[[ EXERCISE DATA open ]]

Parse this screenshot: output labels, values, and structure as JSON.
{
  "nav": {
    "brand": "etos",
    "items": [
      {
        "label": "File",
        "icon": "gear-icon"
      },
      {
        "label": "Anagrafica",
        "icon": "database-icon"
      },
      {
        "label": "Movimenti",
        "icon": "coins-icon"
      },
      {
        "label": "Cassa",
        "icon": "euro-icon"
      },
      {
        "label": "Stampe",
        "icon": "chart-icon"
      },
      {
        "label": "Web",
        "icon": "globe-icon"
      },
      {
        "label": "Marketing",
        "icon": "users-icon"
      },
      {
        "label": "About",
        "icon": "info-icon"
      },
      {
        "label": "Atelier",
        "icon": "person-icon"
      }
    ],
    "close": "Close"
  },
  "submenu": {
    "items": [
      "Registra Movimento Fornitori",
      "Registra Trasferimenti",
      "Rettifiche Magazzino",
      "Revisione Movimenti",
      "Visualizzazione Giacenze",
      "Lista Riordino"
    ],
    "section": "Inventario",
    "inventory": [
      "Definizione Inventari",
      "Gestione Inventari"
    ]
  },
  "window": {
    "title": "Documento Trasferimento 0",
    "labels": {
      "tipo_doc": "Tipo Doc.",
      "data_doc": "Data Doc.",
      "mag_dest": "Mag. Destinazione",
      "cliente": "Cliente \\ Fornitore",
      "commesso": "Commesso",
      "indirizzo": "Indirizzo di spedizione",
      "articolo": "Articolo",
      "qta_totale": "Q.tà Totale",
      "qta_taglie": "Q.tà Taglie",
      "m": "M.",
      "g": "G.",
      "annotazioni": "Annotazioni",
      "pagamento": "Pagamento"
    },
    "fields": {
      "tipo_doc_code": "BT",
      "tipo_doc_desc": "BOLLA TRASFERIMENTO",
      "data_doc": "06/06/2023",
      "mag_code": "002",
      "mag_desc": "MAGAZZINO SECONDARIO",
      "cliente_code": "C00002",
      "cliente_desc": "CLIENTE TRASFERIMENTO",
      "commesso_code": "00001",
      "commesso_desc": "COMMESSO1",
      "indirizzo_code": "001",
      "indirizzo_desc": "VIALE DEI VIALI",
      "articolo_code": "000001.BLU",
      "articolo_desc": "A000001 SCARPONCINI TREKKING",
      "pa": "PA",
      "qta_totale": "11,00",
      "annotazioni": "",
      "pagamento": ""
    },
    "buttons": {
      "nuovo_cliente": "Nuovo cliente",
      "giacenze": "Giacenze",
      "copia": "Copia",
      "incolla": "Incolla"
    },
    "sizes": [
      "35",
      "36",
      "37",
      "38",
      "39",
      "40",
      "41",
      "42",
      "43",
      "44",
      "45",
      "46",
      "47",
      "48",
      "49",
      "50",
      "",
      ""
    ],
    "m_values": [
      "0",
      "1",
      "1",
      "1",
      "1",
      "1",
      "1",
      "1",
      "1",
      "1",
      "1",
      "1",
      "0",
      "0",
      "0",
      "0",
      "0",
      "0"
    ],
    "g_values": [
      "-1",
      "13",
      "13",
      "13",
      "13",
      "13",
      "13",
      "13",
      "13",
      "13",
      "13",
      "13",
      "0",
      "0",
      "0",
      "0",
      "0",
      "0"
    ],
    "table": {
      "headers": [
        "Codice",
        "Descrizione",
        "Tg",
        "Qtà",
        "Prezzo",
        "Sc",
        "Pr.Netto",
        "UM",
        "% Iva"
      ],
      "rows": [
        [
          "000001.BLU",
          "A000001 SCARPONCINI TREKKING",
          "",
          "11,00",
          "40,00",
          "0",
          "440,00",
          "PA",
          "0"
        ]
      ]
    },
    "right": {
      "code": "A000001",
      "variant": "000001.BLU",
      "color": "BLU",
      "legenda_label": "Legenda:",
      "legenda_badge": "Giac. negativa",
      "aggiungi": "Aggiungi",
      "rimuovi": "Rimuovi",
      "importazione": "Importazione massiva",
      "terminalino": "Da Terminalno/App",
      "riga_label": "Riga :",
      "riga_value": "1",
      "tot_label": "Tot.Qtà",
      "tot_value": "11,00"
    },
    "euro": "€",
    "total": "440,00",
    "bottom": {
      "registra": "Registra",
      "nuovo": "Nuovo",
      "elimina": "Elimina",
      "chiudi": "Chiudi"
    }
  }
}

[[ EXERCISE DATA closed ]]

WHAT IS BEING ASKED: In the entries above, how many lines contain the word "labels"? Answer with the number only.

REPLY TO THE EXERCISE: 2